Num Pang: Bold Recipes from New York’s Favorite Sandwich Shop: The title may seem a bit heady, but Num Pang has long been on our list of recommended New York restaurants for one simple reason: the sandwiches are seriously, ridiculously good. They have opened six more locations outside of their original on 12th between 5th and University, but what’s great is if you can’t make it into the city to enjoy one of their expertly crafted Cambodian sandwiches, they make it very easy to replicate them at home. This book is filled with classics from their hoisin meatballs to their five-spice pork belly to their classic accouterments like pickled carrots and spicy mayo. The recipes do go beyond sandwiches, too: salads, soups, and even some intriguing side dishes like sambal-glazed chicken wings all serve to provide a full spread of dishes inspired by Cambodia and beyond.
Liquid Intelligence: The Art and Science of the Perfect Cocktail by Dave Arnold: I’ve sung the praises of the creative mind of Dave Arnold, and this book is a really fun entry into his process. For him, a cocktail should be as carefully crafted as anything else you would eat or drink, and his meticulousness to detail (as well his embracing of modernist and other unconventional techniques) makes you really want to savor the cocktail that is poured in front of you. With the recent closure of his bar Booker and Dax due to Momofuku Ssam’s renovations, this is the easiest way to get a taste of that experience, and while I doubt you’ll be buying dewars of nitrogen anytime soon, I guarantee you’ll start adding pinches of salt to your cocktails in order to enhance their flavor.
Tuscany by The Silver Spoon: Truthfully, I’ve always kind of avoided Tuscan food because of all of the Italian regions, it felt the most overdone here in America because it’s such a popular area of the country to visit. But I was such a fan of the Puglia cookbook from The Silver Spoon last year that I flipped through the Amazon preview of this book and it sufficiently piqued my interest enough to ask for it for my birthday, and I was pleasantly surprised to see how it went far beyond the typical Florentine steaks I was so used to seeing. (There is a recipe for one, of course, but there is also so much more to discover here too.) I’m hoping that the team behind The Silver Spoon eventually releases a Piemonte cookbook, but in the meantime I’m probably going to be tempted to add yet another Sicilian cookbook to my shelf because I’ve enjoyed the first two so much.

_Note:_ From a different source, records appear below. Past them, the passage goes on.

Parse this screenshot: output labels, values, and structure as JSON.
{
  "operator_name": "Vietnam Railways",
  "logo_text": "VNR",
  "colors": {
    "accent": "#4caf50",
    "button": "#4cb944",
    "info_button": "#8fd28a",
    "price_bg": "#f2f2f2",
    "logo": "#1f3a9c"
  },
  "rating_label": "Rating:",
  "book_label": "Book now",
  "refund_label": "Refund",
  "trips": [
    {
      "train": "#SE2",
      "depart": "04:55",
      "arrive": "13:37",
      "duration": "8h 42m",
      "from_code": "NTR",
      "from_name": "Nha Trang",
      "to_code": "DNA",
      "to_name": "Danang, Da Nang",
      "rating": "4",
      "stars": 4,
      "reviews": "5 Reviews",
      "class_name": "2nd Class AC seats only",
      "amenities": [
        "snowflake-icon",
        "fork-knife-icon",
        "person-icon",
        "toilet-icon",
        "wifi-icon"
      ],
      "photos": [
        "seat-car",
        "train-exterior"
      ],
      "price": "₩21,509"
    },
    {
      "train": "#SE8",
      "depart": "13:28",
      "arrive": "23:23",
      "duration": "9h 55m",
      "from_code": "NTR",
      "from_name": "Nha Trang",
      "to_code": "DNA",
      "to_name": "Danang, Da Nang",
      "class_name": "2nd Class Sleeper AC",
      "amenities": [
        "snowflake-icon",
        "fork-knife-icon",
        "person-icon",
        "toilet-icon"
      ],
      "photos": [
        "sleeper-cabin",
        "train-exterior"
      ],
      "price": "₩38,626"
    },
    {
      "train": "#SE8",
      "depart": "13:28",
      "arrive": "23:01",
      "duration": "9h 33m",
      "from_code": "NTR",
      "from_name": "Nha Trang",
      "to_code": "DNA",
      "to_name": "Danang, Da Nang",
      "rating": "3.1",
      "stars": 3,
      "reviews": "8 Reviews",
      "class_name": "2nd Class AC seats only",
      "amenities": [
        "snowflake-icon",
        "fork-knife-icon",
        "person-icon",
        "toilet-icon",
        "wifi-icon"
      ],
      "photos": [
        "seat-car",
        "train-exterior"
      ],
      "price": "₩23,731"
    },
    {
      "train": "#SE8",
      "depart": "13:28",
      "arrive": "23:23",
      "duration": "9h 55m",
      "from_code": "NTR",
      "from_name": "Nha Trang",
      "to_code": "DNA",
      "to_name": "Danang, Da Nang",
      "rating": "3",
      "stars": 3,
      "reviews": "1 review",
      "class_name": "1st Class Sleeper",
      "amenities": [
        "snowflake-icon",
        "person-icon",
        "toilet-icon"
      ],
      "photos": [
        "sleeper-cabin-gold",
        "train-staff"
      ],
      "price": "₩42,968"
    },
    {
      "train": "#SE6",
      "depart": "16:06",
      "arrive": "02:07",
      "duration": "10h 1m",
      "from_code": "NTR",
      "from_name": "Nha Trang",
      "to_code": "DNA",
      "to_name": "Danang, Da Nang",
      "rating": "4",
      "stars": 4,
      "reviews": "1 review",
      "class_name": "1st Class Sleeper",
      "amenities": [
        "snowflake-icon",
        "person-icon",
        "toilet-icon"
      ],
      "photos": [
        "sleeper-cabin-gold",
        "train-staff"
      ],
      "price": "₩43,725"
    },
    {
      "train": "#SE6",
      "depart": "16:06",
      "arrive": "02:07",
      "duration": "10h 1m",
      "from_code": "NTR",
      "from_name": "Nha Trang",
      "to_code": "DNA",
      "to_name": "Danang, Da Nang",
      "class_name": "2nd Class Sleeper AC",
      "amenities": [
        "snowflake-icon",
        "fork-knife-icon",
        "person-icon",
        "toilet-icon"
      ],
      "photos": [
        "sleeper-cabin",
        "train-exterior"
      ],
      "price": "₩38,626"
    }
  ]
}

If current events have left you feeling pretty meh about the act of buying stuff, there’s always the opportunity to support some great causes that could really use your help ahead of the incoming administration, ranging from your local food bank (always a good idea) to a myriad of organizations looking to defend and support anyone who might be vulnerable in this crappy new world.